One of the challenges facing any political party when it is in opposition is how to resist the temptation to score easy political points by opposing everything the government of the day does only to find that they then have to eat their words the closer they get to an election. Last week these problems started to dawn on Ed Milliband as he started to outline his own plans to cut benefits and pensions.
2010 was not an easy time for David Cameron and the new coalition government to take the reins. The finances were in a mess with the country spending £150 billion per year more than it was receiving in tax revenue. The huge losses accumulated led to large debts. So much so that the country was spending more on interest charges alone than it was on schools.
The biggest area of government spending by a long way is welfare and benefits at around £200 billion per year. That equates to a cost of around £6000 for every household in Britain. It is impossible to tackle the losses the country is making without taking some tough decisions on benefits. Housing Benefit payments rocketed between 2005 and 2010 with some evidence that benefits were driving up rents beyond the reach of working people. There were over 1.5 million people effectively written off and left on various forms of incapacity benefit and even more sensitive areas such as disability allowances had seen an unexplained surge in cost.
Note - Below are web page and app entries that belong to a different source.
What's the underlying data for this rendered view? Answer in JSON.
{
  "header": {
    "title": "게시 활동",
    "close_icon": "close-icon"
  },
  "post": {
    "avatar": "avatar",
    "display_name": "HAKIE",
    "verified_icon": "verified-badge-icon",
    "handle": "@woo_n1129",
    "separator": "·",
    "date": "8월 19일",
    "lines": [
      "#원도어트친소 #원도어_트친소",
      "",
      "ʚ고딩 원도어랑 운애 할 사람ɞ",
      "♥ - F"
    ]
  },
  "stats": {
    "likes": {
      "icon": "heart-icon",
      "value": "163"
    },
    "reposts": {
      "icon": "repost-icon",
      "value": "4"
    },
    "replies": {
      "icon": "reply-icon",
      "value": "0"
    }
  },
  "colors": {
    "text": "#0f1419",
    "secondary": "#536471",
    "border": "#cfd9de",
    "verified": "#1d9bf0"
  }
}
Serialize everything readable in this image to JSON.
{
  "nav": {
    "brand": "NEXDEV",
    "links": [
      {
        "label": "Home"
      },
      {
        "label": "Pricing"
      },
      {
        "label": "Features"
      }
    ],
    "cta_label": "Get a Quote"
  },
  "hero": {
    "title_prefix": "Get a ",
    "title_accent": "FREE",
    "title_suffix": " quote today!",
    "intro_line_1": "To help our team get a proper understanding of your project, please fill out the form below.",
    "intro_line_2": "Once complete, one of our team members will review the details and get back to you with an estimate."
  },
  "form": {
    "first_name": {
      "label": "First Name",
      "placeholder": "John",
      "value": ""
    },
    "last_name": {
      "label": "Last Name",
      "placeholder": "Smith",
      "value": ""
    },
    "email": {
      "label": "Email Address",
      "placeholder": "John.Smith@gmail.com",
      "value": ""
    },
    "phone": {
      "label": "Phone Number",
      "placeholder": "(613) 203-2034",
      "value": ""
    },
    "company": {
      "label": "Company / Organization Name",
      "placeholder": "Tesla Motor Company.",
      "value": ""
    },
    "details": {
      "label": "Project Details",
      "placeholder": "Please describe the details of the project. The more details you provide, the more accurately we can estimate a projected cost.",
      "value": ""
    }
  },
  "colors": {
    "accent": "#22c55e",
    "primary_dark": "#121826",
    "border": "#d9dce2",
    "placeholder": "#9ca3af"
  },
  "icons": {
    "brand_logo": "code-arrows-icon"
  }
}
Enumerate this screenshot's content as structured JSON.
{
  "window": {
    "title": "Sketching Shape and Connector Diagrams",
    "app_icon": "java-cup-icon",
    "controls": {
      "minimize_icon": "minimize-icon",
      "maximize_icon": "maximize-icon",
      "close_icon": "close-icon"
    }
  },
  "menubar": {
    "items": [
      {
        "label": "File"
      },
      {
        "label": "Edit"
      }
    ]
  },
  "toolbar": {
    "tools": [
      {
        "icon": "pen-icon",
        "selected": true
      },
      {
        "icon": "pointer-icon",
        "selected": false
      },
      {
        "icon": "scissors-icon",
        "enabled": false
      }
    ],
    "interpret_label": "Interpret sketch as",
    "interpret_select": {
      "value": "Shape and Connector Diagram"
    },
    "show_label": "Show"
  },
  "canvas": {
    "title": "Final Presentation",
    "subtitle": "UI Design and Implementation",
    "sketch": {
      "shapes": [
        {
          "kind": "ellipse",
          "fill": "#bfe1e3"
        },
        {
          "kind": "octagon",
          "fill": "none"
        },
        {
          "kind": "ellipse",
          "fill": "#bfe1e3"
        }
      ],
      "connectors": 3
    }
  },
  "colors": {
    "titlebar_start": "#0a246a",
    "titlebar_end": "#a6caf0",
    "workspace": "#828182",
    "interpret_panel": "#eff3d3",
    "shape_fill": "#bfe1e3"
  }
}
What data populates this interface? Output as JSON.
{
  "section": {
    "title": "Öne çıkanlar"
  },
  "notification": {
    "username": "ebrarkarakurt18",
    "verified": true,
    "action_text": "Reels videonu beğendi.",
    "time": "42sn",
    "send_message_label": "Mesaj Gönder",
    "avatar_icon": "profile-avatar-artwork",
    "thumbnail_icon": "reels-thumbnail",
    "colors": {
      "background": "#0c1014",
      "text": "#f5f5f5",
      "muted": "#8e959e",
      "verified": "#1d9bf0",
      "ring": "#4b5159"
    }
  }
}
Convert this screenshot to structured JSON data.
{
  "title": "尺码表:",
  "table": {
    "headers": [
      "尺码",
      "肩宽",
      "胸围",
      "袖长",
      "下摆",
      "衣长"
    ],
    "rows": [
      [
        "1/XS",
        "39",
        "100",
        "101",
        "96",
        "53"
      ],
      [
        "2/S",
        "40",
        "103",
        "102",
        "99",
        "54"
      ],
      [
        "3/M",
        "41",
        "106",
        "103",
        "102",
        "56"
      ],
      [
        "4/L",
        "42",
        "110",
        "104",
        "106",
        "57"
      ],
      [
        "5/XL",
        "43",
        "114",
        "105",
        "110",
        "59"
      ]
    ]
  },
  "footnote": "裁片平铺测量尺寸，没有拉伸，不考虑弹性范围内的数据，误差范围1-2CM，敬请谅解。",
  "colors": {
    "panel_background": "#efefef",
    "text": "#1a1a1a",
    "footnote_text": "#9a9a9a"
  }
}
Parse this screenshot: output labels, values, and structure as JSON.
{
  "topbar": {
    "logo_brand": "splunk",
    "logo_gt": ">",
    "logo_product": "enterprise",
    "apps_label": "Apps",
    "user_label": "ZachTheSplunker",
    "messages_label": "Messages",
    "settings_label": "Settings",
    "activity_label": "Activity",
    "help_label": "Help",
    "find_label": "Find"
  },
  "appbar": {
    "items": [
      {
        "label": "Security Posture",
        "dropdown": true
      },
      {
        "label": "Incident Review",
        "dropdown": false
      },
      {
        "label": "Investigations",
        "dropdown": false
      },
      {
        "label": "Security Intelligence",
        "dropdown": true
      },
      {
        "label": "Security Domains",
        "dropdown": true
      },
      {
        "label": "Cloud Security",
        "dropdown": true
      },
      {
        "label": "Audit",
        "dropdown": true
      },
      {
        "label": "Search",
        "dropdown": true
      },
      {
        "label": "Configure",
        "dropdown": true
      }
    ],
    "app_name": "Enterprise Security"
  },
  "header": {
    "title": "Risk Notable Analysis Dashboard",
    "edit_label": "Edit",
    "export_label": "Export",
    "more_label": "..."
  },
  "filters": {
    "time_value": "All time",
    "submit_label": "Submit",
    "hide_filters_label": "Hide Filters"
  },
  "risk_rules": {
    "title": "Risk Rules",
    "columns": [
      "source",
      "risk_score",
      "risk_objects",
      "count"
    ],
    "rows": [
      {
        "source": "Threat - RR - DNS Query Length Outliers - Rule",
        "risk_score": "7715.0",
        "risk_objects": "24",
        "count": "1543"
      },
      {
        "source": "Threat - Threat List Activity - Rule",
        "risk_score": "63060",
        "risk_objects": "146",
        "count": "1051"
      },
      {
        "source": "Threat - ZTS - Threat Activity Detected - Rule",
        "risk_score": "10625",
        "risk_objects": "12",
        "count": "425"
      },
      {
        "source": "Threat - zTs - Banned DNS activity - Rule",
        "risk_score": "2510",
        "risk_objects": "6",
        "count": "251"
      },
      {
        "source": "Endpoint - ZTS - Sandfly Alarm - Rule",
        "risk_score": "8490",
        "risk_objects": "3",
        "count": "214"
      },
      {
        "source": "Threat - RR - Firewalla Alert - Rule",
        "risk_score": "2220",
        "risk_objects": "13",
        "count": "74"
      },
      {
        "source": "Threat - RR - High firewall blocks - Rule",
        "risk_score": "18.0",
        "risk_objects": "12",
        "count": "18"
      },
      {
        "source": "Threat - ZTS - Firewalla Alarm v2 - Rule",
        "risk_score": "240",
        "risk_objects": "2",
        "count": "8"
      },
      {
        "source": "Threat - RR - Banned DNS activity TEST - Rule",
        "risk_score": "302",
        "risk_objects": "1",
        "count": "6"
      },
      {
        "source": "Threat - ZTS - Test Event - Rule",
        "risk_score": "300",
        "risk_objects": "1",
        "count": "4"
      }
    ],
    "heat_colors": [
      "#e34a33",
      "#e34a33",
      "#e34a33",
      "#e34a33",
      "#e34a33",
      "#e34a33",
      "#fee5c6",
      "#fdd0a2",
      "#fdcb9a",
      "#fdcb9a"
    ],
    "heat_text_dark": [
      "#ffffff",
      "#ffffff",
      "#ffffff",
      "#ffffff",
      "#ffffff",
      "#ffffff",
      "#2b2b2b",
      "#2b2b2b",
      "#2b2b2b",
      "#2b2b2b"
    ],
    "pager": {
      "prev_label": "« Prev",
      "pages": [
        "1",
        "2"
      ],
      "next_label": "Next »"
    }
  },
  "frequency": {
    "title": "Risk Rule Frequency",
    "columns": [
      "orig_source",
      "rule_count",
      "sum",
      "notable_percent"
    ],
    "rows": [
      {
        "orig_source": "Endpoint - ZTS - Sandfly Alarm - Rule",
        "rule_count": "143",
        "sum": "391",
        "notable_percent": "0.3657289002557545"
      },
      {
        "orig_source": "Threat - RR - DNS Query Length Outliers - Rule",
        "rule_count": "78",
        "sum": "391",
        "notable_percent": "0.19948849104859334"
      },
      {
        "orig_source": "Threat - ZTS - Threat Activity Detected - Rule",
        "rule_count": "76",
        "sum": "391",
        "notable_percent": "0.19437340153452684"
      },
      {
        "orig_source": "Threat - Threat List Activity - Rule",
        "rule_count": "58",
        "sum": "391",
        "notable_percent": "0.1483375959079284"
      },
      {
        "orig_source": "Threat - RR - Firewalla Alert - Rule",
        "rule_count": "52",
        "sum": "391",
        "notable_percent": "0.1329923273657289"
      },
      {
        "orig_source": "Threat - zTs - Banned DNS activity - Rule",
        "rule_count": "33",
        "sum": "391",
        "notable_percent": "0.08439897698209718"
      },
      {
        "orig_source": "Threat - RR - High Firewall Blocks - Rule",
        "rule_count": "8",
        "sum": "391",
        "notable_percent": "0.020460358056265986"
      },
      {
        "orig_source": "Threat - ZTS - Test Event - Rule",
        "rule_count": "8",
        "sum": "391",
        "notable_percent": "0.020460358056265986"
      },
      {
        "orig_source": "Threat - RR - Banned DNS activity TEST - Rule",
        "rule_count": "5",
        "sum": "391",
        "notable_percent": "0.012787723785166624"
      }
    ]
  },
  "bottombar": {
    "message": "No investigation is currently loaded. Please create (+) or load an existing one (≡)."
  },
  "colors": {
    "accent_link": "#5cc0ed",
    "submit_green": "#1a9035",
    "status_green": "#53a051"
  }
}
When money is tight, you have to target it where need is greatest so last week the government did outline plans to ensure that those who have disabilities get the right level of support. There has been an intensive effort to help the long term unemployed get back to work through schemes like the Work Programme which are starting to get results. There is a new scheme to help improve disability access to the work place so that people with an impairment are not excluded. Housing benefits have also been cut and there is a new cap on the maximum amount of benefit any large family can claim. None of these decisions are easy but they have been necessary and, in the long run, if we can reduce dependency and encourage more people to take work then we will help them escape poverty.
I think the mistake Ed Milliband made was to oppose every one of these changes without thinking about how the country would make ends meet. Over the next couple of years, he is going to have to come clean with people and admit that he would not, as it turns out, reverse these decisions and even plans cuts of his own.
George Eustice can be contacted at firstname.lastname@example.org or 1 Trevenson Street, Camborne, Cornwall TR14 8JD or by telephone on 020 72197032.